A Facebook friend who works in genetics told me she won’t be spitting into the vial any time soon. She said she doesn’t trust her industry enough to give them that much information about herself, much less pay them to have it. She may be the smartest kid on the block. There may, indeed, be some terrible, Gattaca-like future awaiting us all thanks to the popularity of Ancestry DNA, 23andMe, and other such companies. But I kind of feel like my decade on Facebook has already rendered me without any real “personal information” to speak of. If I was going to worry about my privacy, I probably should have done so long ago. Like, before I started writing this column.

So, what’s the real draw here? Aside from gaining helpful medical information and finding long-lost relatives, why are Americans so interested in their DNA Stories? Why should we care where our ancestors came from? 

I’m not going to lie. There’s no real “reason,” intellectually speaking. For me, it’s mostly just . . . fun? No, that’s not quite the right word. It’s more than fun. It’s fulfilling. It’s given me a sense of my own history. A sense of belonging. A sense of my place in the world.

Maybe, even in the United States of America – a land of a thousand ethnicities, where all men (and women) are created equal – we crave that connection to our particular roots. Maybe especially in a country like ours, we long to know where we came from.

It also occurs to me that, in a country increasingly obsessed with phrases like “white privilege” and “black lives matter,” the reminder that most of us are really patchwork quilts – lovable mutts and mongrels – can only be a good thing. We were comparing DNA profiles on Facebook last week, and an old friend of mine – a lovely woman with dreadlocks and skin the color of brown sugar – chimed in to say she’s 70% Sub-Saharan African, 10% Native American, and 20% Irish.  

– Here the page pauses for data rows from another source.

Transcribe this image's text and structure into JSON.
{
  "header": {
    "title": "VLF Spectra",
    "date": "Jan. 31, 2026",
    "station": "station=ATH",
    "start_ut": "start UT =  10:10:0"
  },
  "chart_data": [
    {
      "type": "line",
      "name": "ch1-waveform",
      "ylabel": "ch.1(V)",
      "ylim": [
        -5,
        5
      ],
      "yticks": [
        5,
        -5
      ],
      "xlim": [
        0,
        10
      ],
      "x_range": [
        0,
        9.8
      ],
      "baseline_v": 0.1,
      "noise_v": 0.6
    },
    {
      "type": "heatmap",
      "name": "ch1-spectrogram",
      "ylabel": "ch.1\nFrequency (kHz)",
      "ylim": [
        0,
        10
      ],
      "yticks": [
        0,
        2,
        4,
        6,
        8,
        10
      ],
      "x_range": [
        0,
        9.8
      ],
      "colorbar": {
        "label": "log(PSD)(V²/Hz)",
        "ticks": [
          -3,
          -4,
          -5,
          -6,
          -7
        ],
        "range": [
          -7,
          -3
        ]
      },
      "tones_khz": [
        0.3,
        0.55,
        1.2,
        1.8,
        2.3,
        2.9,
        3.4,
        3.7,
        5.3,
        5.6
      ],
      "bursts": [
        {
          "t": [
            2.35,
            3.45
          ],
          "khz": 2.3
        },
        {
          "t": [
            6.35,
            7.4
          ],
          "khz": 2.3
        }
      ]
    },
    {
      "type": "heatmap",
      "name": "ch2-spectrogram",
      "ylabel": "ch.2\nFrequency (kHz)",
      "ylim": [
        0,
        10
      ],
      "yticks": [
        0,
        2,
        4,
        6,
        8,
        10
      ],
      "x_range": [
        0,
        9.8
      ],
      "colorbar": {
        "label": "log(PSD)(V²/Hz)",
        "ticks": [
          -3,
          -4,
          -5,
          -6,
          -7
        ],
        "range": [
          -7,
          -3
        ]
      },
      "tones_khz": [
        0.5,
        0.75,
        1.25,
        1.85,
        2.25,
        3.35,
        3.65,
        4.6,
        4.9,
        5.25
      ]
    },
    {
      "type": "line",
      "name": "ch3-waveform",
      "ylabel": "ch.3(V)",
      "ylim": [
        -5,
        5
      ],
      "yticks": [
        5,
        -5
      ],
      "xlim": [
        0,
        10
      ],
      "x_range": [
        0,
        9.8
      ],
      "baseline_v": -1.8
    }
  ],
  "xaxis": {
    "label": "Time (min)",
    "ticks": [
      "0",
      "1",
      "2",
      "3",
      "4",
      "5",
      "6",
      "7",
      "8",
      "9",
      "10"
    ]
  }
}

“We’re Celtic sisters!” I wrote. “I’ve always felt that!” she replied.

With our current crisis at the border, it also seems like a good time to remember our collective roots. We are a country forged by pilgrims and refugees, natives and invaders, explorers and exploiters, indentured servants and slaves. Our people come from everywhere – for all kinds of reasons. We are the hopeful, the faithful, the opportunistic, the entrepreneurial, the audacious, the committed, the shameless, the long-suffering, the visionary, the brave. 

This is America the beautiful, and we are a motley crew.